“Your boasting is not good. Don’t you know that a little yeast works through the whole batch of dough? Get rid of the old yeast that you may be a new batch without yeast–as you really are. For Christ, our Passover lamb, has been sacrificed. Therefore let us keep the Festival, not with the old yeast, the yeast of malice and wickedness, but with bread without yeast, the bread of sincerity and truth. “ (Reference: 1 Corinthians 5:6-8)
Five years ago, when this scripture passage under the theme of Reading from the Anabaptist Bible appeared on “Sip of Scripture” I wrote Crackers of Goodness. I focused on the history of the Jewish Passover and the prohibition of using yeast during the period time of the Passover. And while rough in some spots, in capture in essence what the writer of 1 Corinthians was saying. But it is not how the historic Anabaptists appropriate the verse.
Their focus was on keeping unworthy people out of their circle of faith, as opposed to each person doing a self-cleansing of their own life. The editors of Reading from the Anabaptist Bible tell us that “Many Anabaptists took these words of Paul as support for fraternal admonition. Menno Simons, who supported a strict application of the ban, appealed to these verses.” Menno Simons himself wrote, “Again, with these words Paul reproves the Corinthians and all other churches with them, who glory in being the church of Jesus Christ and the spiritual house of Israel, and nevertheless tolerate such shameful, corrupting leaven as this Corinthian and his ilk, in their communion. For how can we glory in the piety of the church and reprove the outside churches on account of their ungodly doctrine and life, so long as we tolerate the like leaven of doctrine and life among us, and do not expel it? If we are unleavened, why are we not afraid of the leaven, since the apostle tells us that, A little leaven leaveneth the whole lump?”
Simons is not talking theology or philosophy of church life and discipline. He is being very pragmatic and fundamental; how can we, he says, exhort and challenges those outside the church to life a scriptural life when we allow people in the church to get away with all sorts of things (according to Simons’ standards).
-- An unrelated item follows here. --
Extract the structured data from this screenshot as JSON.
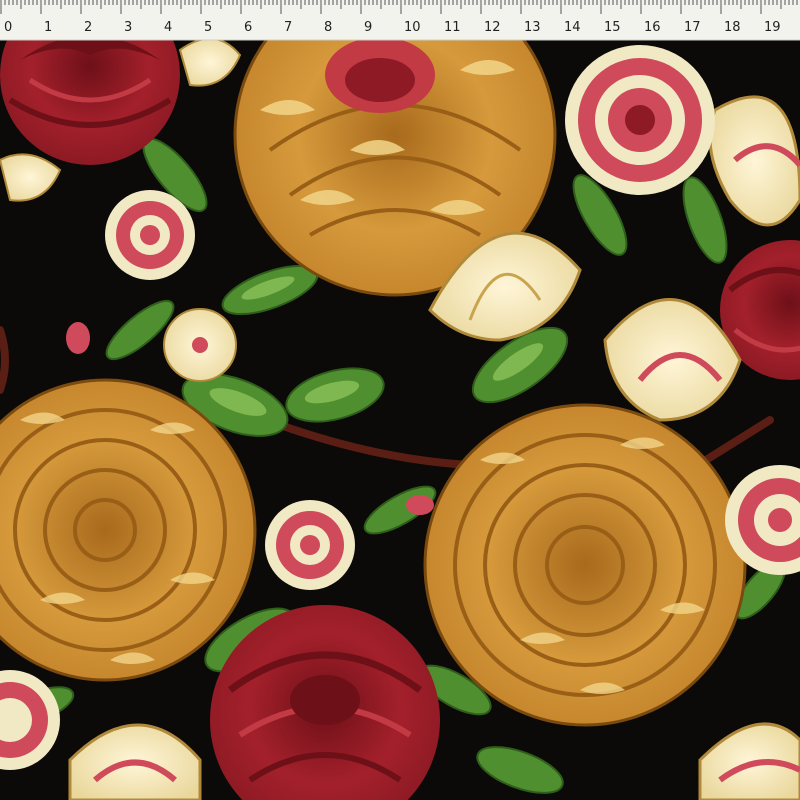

What Simons (conveniently?) forgets is that Paul is writing specifically to the church at Corinthian on a particular issue that was both religiously and socially contrary. Paul’s exhortation rests on the fact that they (the Corinthians) were saying they were a pure and holy people, yet this sin was among them. I assure you beloved, an Anabaptist would rarely say they are pure and holy!
It is, I think beloved, a very Anabaptist thing to apply scripture to every day living. I have been doing it for . . . untold amount of years. My writing is proof of that. We grab on to a verse and passage, and try it out in many spots to see where it might be applied best and most accurately/appropriately. We may also see a situation that needs a verse or two . . . or three or four, and then look for scripture that matches our mood and temperament; if we are lucky and bible-literate (in that order!) we will find a verse or more. It is beloved, our cultural “leaven.” It is also might be why the book Reading the Anabaptist Bible could be long enough to span 365 days – they had a lot to say about/write about scripture. But I digress.
May you beloved keep yourselves pure and holy, and apart from sin and those things that mar sincerity and truth. Selah!